Papa Roach has fought through its fair share of adversity. Famously, they fought through hard times surrounding Ozzfest more than a decade ago when they were getting booed viciously by crowd’s not embracing the band’s style. They’ve also survived member changes, label changes, business changes and a plethora of things for the decade plus that the band has been going. That’s why this past year has been so tough on the band from Vacaville, California. Just recently they had to cancel a run of shows on Monster Energy’s Uproar Festival because lead singer Jacoby Shaddix had a nodule on his left vocal cord and had to undergo surgery. Before that, while the band was working on the new album, The Connection, Shaddix was dealing with personal problems that were making his life miserable at home. His marriage was falling apart, it was making him suicidal, and he was traveling down a path of uncertainty. In a recent interview with AA, Shaddix talked about how his turmoil affected the record and how recording forced him down the road to recovery.

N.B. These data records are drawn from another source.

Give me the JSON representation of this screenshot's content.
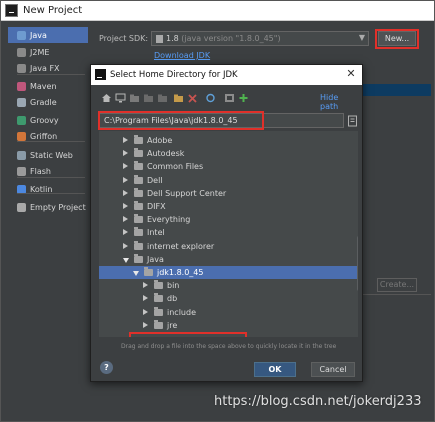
{
  "window": {
    "title": "New Project"
  },
  "project_types": [
    {
      "label": "Java",
      "icon": "folder-icon",
      "color": "#6e9bd0",
      "selected": true
    },
    {
      "label": "J2ME",
      "icon": "j2me-icon",
      "color": "#8a8a8a"
    },
    {
      "label": "Java FX",
      "icon": "javafx-icon",
      "color": "#8a8a8a"
    },
    {
      "label": "Maven",
      "icon": "maven-icon",
      "color": "#c0577c"
    },
    {
      "label": "Gradle",
      "icon": "gradle-icon",
      "color": "#9aa7b3"
    },
    {
      "label": "Groovy",
      "icon": "groovy-icon",
      "color": "#3e9a6e"
    },
    {
      "label": "Griffon",
      "icon": "griffon-icon",
      "color": "#d2763a"
    },
    {
      "label": "Static Web",
      "icon": "globe-icon",
      "color": "#8a9ba8"
    },
    {
      "label": "Flash",
      "icon": "flash-icon",
      "color": "#9a9a9a"
    },
    {
      "label": "Kotlin",
      "icon": "kotlin-icon",
      "color": "#4c88e0"
    },
    {
      "label": "Empty Project",
      "icon": "folder-icon",
      "color": "#a9a9a9"
    }
  ],
  "sdk": {
    "label": "Project SDK:",
    "value": "1.8",
    "detail": "(java version \"1.8.0_45\")",
    "new_button": "New...",
    "download_link": "Download JDK"
  },
  "create_button": "Create...",
  "dialog": {
    "title": "Select Home Directory for JDK",
    "hide_path": "Hide path",
    "path": "C:\\Program Files\\Java\\jdk1.8.0_45",
    "hint": "Drag and drop a file into the space above to quickly locate it in the tree",
    "ok": "OK",
    "cancel": "Cancel",
    "help": "?"
  },
  "tree": [
    {
      "label": "Adobe",
      "depth": 0
    },
    {
      "label": "Autodesk",
      "depth": 0
    },
    {
      "label": "Common Files",
      "depth": 0
    },
    {
      "label": "Dell",
      "depth": 0
    },
    {
      "label": "Dell Support Center",
      "depth": 0
    },
    {
      "label": "DIFX",
      "depth": 0
    },
    {
      "label": "Everything",
      "depth": 0
    },
    {
      "label": "Intel",
      "depth": 0
    },
    {
      "label": "internet explorer",
      "depth": 0
    },
    {
      "label": "Java",
      "depth": 0,
      "expanded": true
    },
    {
      "label": "jdk1.8.0_45",
      "depth": 1,
      "expanded": true,
      "selected": true
    },
    {
      "label": "bin",
      "depth": 2
    },
    {
      "label": "db",
      "depth": 2
    },
    {
      "label": "include",
      "depth": 2
    },
    {
      "label": "jre",
      "depth": 2
    }
  ],
  "watermark": "https://blog.csdn.net/jokerdj233"
}
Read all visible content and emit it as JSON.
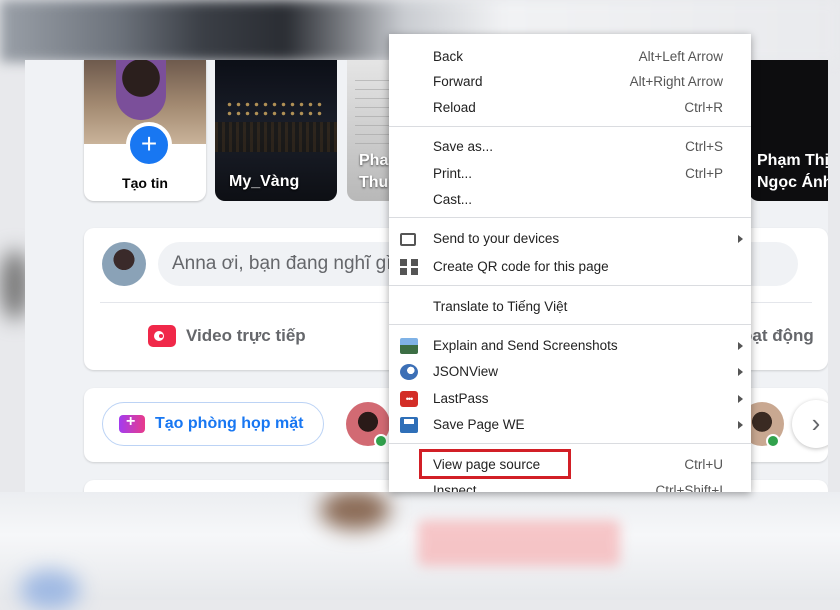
{
  "stories": [
    {
      "label": "Tạo tin"
    },
    {
      "label": "My_Vàng"
    },
    {
      "label_line1": "Pha",
      "label_line2": "Thu"
    },
    {
      "label_line1": "Phạm Thị",
      "label_line2": "Ngọc Ánh"
    }
  ],
  "composer": {
    "placeholder": "Anna ơi, bạn đang nghĩ gì thế?",
    "live_video": "Video trực tiếp",
    "activity_partial": "oạt động"
  },
  "room": {
    "create_room": "Tạo phòng họp mặt"
  },
  "context_menu": {
    "items": [
      {
        "label": "Back",
        "shortcut": "Alt+Left Arrow"
      },
      {
        "label": "Forward",
        "shortcut": "Alt+Right Arrow"
      },
      {
        "label": "Reload",
        "shortcut": "Ctrl+R"
      },
      {
        "label": "Save as...",
        "shortcut": "Ctrl+S"
      },
      {
        "label": "Print...",
        "shortcut": "Ctrl+P"
      },
      {
        "label": "Cast..."
      },
      {
        "label": "Send to your devices",
        "icon": "device-icon"
      },
      {
        "label": "Create QR code for this page",
        "icon": "qr-code-icon"
      },
      {
        "label": "Translate to Tiếng Việt"
      },
      {
        "label": "Explain and Send Screenshots",
        "icon": "screenshot-extension-icon"
      },
      {
        "label": "JSONView",
        "icon": "jsonview-icon"
      },
      {
        "label": "LastPass",
        "icon": "lastpass-icon",
        "icon_text": "•••"
      },
      {
        "label": "Save Page WE",
        "icon": "save-page-icon"
      },
      {
        "label": "View page source",
        "shortcut": "Ctrl+U"
      },
      {
        "label": "Inspect",
        "shortcut": "Ctrl+Shift+I"
      }
    ]
  },
  "colors": {
    "highlight": "#d21f26",
    "facebook_blue": "#1877f2",
    "live_red": "#f02849",
    "online_green": "#31a24c"
  }
}
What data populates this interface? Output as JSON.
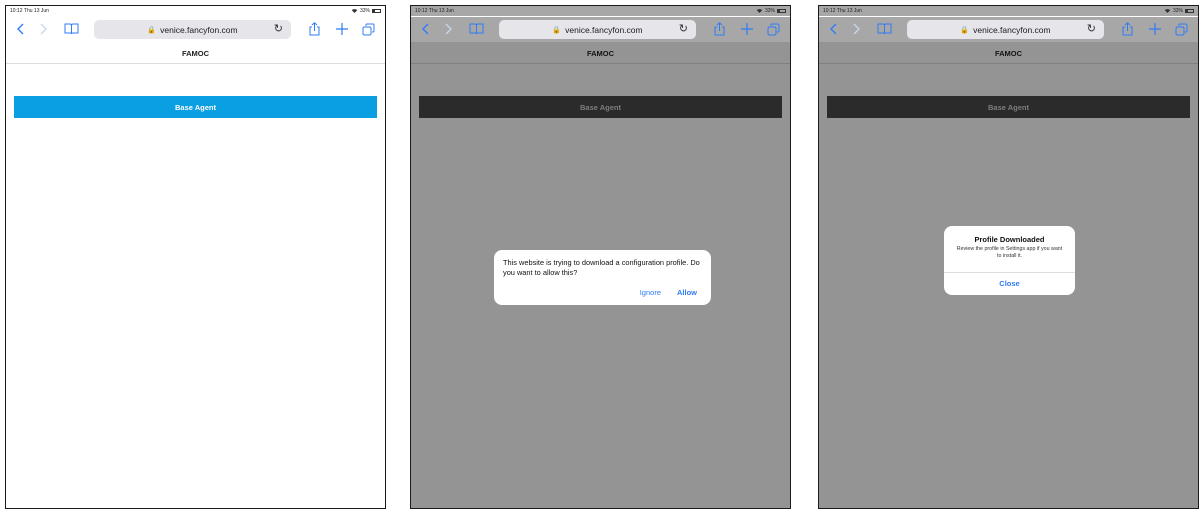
{
  "status_bar": {
    "time": "10:12",
    "date": "Thu 13 Jun",
    "battery": "33%",
    "battery_fraction": 0.33
  },
  "browser": {
    "url": "venice.fancyfon.com"
  },
  "page": {
    "header": "FAMOC",
    "button_label": "Base Agent"
  },
  "download_prompt": {
    "message": "This website is trying to download a configuration profile. Do you want to allow this?",
    "ignore_label": "Ignore",
    "allow_label": "Allow"
  },
  "profile_alert": {
    "title": "Profile Downloaded",
    "message": "Review the profile in Settings app if you want to install it.",
    "close_label": "Close"
  },
  "icons": [
    "back-icon",
    "forward-icon",
    "bookmarks-icon",
    "lock-icon",
    "reload-icon",
    "share-icon",
    "add-tab-icon",
    "tabs-icon",
    "wifi-icon",
    "battery-icon"
  ],
  "colors": {
    "accent": "#2f7cf6",
    "agent_button": "#0a9ee2"
  }
}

“This time around in the process of making the record me and my wife had split up,” said Shaddix of his personal chaos while making this album. “I had all of these emotions and I was in a lot of pain. It was a trip because music was exactly what I needed to express myself. When I was in the creative process my head wasn’t going so crazy. It gave me some sanity and some clarity in the process. With all of the shit going on in my life it let me be able to take a long hard look at my life, myself, and my actions. I got to re-focus myself. It gave me a second chance to enjoy my life. Music was there to guide me through that chaotic mess. In the end we got the record done and I got to work things out with the wife.”
When the Papa Roach frontman says that the music was helping him through his issues at home, it’s largely due to the fact Shaddix and the rest of the band wrote all of this music in the studio, including the lyrics. Jacoby talked about creating the songs for this album and how it helped him.
“Everything was in the studio,” explained Shaddix on the writing of the record. “I had zero lyrics written for this record before we stepped in. For me personally, it was ‘write the music, listen to it and find out how it makes me feel and then go from there.’ That really helped push me along in the writing process because it just spoke to me. Plus, those hellish life events went on in the process of making the record. For me, lyrically that had a big impact on where I was going with the music.”
When asked if all of the things going on in his life made this the most personal Papa Roach album to date, Shaddix’s answer was resoundingly clear.
“Oh yeah. It’s the most personal because it was happening in real time. When I wrote ‘Broken Home’ I was writing about this pain from so many years ago that followed me around my whole life. When we were writing this record it was immediate, this shit was going on right then and I had to write about it because I was f______ losing it. That’s what makes this album. I put myself out there a hundred percent. I think that’s important. It’s a trip because I come from a place of pain in a lot of songs on this record. Eventually, I have a personal goal for myself to make a record coming from a positive place in my life. I think that can be really explosive too. And I think that would be something that could take P. Roach to a different place, but for now we’re taking you down a dark road,” he said.
Now that the album’s done Shaddix has mended things in his personal life and rededicated himself to the band and his family. As a matter of fact, Jacoby’s son came up with the idea of the band’s video for “Still Swingin’” and his wife helped him design the band’s Red House Studio in Sacramento. Jacoby’s voice is almost fully-healed as well. He recently got clearance to start vocalizing and he said in two weeks he’ll be at full-force. Although it was a career threatening injury and something that was tough on his confidence, he’s regained his voice and now he’s in a more positive place with Papa Roach knowing what he’s been able to do with the group. Based on what Shaddix says about the band’s new album, you can understand why he’s regained his poise.
“Musically, we stretched out and tried some new things. And I hope the fans appreciate the brutal honesty in the music and the lyrics. We really put everything we had in ourselves in the music. I think it’s fairly apparent and I think this is a record that encompasses all things great Papa Roach.”
Starting in November Papa Roach will be playing a collection of international dates including shows in Russia, Europe, and Australia. Fans looking to see the band live here in the U.S. can expect to see them out on the road early in 2013.